ASSIGNMENT: As written and without pictures, set down the lines from the one that contains "Output a JSON" through the end of the data.

AVAILABLE DATA:
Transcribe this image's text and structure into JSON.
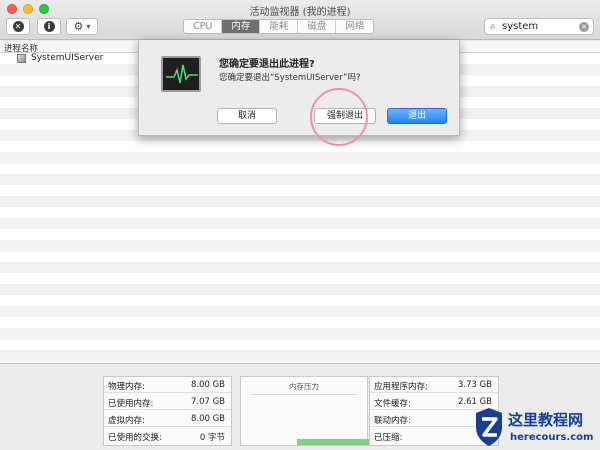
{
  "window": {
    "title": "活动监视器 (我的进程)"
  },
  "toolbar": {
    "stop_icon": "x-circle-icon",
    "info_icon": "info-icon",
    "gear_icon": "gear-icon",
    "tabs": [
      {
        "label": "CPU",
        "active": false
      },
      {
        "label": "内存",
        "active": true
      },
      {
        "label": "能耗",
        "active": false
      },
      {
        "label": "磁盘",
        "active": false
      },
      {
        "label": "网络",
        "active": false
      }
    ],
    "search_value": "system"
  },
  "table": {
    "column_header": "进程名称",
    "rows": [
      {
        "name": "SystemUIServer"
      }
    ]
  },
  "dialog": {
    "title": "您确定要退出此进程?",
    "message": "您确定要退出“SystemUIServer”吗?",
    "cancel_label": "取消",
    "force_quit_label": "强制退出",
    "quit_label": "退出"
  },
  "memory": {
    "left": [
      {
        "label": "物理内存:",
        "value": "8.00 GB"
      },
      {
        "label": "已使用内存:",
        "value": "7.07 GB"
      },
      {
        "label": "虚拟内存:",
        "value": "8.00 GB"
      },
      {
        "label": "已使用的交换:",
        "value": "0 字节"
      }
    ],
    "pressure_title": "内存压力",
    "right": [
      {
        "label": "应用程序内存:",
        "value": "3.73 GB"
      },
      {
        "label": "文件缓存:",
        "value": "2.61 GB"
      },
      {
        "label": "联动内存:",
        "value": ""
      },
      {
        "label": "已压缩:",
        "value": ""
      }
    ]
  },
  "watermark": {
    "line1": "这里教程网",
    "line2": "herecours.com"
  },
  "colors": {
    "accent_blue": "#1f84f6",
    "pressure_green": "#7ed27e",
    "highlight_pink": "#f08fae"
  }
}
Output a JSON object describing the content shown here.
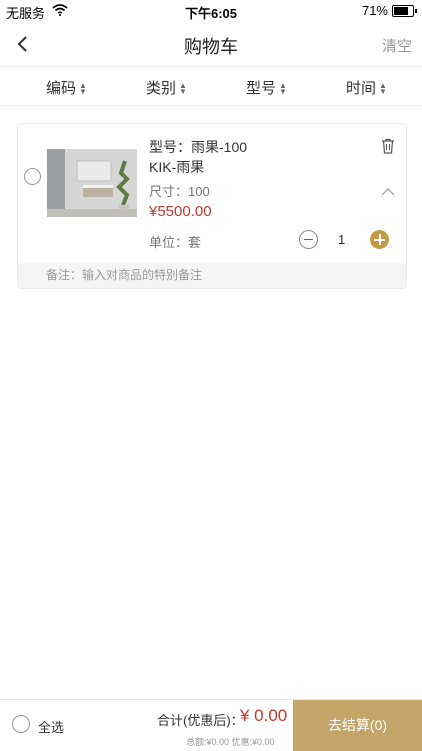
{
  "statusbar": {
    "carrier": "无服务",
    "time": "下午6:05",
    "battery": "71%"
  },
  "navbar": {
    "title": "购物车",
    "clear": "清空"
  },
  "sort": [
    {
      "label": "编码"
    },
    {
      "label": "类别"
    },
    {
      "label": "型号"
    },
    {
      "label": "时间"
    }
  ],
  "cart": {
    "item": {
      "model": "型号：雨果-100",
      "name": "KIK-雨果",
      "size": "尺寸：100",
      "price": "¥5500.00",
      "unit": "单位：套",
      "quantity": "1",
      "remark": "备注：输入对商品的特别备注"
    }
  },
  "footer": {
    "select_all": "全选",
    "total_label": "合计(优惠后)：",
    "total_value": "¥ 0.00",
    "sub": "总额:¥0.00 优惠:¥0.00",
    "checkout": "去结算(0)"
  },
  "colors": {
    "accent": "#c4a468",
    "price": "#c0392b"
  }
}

RESPONSE TO THIS EXERCISE:
Output a JSON object describing the content shown here.
{
  "statusbar": {
    "carrier": "无服务",
    "time": "下午6:05",
    "battery": "71%"
  },
  "navbar": {
    "title": "购物车",
    "clear": "清空"
  },
  "sort": [
    {
      "label": "编码"
    },
    {
      "label": "类别"
    },
    {
      "label": "型号"
    },
    {
      "label": "时间"
    }
  ],
  "cart": {
    "item": {
      "model": "型号：雨果-100",
      "name": "KIK-雨果",
      "size": "尺寸：100",
      "price": "¥5500.00",
      "unit": "单位：套",
      "quantity": "1",
      "remark": "备注：输入对商品的特别备注"
    }
  },
  "footer": {
    "select_all": "全选",
    "total_label": "合计(优惠后)：",
    "total_value": "¥ 0.00",
    "sub": "总额:¥0.00 优惠:¥0.00",
    "checkout": "去结算(0)"
  },
  "colors": {
    "accent": "#c4a468",
    "price": "#c0392b"
  }
}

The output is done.